Bioinspired molecular co-catalysts bonded to a silicon photocathode for solar hydrogen evolution

Nat Mater. 2011 Jun;10(6):434-8. doi: 10.1038/nmat3008. Epub 2011 Apr 24.
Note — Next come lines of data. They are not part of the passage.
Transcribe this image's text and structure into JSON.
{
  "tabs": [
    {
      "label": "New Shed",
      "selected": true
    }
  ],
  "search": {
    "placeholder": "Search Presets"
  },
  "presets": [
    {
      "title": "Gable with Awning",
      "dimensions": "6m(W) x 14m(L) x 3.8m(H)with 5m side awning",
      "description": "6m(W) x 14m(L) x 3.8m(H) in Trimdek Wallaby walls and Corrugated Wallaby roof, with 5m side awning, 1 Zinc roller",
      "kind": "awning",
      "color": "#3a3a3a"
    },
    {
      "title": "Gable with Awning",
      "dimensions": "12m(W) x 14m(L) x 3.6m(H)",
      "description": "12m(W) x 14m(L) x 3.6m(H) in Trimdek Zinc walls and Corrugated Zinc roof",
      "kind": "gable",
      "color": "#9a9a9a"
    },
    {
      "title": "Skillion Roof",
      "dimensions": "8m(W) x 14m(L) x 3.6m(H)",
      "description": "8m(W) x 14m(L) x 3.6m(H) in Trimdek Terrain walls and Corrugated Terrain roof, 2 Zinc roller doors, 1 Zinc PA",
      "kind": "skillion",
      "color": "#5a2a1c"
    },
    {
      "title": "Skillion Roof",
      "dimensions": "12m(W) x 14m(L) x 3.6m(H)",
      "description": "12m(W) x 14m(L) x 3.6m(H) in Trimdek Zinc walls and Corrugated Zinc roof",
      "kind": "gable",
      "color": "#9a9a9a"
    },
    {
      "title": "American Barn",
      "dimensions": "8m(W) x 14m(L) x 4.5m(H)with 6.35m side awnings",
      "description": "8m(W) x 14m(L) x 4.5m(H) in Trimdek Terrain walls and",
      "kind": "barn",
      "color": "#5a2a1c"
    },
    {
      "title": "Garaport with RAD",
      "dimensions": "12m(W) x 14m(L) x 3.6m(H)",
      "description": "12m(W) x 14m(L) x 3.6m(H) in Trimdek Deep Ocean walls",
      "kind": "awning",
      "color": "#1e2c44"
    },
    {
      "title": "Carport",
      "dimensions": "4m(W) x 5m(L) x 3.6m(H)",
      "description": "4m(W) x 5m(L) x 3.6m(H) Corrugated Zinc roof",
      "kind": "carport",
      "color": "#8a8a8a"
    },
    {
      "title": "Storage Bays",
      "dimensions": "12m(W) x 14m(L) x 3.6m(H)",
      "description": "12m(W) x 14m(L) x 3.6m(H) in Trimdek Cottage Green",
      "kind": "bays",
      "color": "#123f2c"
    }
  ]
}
The production of fuels from sunlight represents one of the main challenges in the development of a sustainable energy system. Hydrogen is the simplest fuel to produce and although platinum and other noble metals are efficient catalysts for photoelectrochemical hydrogen evolution, earth-abundant alternatives are needed for large-scale use. We show that bioinspired molecular clusters based on molybdenum and sulphur evolve hydrogen at rates comparable to that of platinum. The incomplete cubane-like clusters (Mo(3)S(4)) efficiently catalyse the evolution of hydrogen when coupled to a p-type Si semiconductor that harvests red photons in the solar spectrum. The current densities at the reversible potential match the requirement of a photoelectrochemical hydrogen production system with a solar-to-hydrogen efficiency in excess of 10%. The experimental observations are supported by density functional theory calculations of the Mo(3)S(4) clusters adsorbed on the hydrogen-terminated Si(100) surface, providing insights into the nature of the active site.

Publication types

  • Research Support, Non-U.S. Gov't
  • Research Support, U.S. Gov't, Non-P.H.S.

MeSH terms

  • Catalysis
  • Hydrogen / chemistry*
  • Platinum / chemistry*
  • Semiconductors
  • Silicon / chemistry*
  • Sunlight*


  • Platinum
  • Hydrogen
  • Silicon